**Brief**
Among the records below, find the lines that hold the word "data" and report how many there are, with no other words.

**Supplied material**
= = = = =
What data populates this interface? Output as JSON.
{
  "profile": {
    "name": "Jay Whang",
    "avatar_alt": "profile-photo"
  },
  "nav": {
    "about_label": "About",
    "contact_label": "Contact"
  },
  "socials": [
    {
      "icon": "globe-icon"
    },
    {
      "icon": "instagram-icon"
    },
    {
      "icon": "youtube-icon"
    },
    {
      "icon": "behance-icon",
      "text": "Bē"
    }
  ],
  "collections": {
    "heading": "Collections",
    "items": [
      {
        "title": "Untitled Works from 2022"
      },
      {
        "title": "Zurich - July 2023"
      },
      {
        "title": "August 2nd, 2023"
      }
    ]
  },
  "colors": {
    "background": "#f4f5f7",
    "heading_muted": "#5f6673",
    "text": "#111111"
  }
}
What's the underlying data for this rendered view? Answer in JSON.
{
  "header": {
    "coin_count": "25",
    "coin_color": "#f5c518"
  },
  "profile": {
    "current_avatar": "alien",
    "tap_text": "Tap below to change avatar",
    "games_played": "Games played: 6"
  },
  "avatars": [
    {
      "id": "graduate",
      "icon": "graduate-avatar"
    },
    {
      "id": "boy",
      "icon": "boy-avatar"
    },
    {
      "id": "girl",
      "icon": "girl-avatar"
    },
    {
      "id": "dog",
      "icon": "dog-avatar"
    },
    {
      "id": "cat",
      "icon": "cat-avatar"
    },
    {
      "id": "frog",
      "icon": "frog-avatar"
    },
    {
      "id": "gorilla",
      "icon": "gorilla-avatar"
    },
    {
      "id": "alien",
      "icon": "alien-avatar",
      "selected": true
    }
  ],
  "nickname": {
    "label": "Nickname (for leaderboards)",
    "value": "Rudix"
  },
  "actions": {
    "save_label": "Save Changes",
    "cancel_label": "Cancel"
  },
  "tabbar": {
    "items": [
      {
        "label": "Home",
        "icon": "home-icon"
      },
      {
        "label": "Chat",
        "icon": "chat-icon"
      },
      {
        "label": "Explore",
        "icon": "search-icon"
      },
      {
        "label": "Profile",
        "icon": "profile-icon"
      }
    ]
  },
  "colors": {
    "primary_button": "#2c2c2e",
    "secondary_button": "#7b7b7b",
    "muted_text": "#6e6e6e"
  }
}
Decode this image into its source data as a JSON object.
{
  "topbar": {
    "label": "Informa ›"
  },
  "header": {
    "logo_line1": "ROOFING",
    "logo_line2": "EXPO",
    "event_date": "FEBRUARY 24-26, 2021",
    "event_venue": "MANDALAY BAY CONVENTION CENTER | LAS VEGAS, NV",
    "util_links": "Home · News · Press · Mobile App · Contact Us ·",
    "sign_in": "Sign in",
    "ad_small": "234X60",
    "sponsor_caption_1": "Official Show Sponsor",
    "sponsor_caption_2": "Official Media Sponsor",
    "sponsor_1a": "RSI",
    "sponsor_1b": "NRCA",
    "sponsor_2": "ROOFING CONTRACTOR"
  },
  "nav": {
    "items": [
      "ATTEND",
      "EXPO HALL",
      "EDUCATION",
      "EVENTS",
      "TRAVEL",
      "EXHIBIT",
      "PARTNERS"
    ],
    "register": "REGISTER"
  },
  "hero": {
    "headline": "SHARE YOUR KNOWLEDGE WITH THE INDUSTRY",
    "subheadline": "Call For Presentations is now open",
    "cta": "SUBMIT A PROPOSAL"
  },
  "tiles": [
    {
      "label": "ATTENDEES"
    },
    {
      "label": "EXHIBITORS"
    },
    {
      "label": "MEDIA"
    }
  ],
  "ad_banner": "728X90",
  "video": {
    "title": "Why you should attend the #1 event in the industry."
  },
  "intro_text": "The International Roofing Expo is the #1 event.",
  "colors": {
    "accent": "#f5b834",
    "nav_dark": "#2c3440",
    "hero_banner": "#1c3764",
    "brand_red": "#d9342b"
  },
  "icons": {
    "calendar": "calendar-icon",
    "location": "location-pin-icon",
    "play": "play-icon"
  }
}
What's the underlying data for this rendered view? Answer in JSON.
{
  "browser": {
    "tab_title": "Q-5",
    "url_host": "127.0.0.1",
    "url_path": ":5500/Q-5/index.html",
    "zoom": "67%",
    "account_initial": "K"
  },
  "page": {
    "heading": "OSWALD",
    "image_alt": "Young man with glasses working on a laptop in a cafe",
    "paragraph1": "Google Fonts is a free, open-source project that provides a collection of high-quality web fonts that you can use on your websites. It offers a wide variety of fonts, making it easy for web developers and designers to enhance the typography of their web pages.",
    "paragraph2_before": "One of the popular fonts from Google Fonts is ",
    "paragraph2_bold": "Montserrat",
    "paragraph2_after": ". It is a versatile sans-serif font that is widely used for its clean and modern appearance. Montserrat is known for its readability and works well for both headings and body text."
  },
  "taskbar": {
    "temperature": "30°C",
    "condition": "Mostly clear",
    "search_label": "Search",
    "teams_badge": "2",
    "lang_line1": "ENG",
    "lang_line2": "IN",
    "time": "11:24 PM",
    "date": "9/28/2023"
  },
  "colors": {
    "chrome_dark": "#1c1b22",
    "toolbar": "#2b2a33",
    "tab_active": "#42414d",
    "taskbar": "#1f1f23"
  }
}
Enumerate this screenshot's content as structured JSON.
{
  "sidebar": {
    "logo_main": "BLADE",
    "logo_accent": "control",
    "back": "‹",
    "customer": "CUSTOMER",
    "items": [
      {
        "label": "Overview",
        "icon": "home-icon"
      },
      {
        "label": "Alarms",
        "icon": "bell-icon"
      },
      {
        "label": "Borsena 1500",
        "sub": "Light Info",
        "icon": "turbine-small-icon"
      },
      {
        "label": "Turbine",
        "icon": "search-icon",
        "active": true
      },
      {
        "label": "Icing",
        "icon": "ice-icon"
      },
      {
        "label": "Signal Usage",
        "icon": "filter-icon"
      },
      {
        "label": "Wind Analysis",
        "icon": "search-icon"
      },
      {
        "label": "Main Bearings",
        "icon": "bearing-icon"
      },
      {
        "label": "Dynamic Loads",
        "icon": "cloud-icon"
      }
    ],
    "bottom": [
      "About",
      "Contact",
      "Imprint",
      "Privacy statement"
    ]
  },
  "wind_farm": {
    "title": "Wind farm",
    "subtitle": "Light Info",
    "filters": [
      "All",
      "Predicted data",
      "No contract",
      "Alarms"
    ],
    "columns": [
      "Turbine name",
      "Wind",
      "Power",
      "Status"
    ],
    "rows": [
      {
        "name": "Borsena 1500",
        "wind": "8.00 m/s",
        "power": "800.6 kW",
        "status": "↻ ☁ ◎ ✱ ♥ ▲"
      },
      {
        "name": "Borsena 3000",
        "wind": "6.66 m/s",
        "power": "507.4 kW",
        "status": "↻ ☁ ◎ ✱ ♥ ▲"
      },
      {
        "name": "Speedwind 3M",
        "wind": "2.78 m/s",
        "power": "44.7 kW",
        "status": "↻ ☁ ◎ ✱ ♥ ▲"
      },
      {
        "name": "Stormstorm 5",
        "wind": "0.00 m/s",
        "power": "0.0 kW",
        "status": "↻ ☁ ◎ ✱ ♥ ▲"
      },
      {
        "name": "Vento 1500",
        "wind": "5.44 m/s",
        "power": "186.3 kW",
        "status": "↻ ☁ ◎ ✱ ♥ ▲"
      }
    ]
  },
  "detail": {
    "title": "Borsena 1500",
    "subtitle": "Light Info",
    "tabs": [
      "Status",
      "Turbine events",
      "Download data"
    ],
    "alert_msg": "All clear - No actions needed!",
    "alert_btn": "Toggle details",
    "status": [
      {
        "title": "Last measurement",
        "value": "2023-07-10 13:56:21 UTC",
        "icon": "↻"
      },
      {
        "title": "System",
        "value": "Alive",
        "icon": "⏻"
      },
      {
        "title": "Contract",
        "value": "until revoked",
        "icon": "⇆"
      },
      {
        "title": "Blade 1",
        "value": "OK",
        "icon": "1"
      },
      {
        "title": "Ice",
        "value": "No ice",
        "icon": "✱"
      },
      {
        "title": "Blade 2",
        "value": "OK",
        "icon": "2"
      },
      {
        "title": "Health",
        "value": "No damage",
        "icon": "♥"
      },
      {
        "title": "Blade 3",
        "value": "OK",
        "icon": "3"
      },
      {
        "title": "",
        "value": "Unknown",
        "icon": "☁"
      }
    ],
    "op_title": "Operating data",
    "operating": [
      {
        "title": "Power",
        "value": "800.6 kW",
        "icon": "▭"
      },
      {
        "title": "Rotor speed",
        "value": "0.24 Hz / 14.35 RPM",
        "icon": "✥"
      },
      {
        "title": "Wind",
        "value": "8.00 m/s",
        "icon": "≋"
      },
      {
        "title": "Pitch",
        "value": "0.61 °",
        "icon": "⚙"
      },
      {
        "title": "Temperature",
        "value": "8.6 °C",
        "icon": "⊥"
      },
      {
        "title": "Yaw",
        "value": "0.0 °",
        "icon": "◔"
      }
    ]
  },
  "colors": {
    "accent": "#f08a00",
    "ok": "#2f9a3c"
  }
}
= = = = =
**Answer box**
7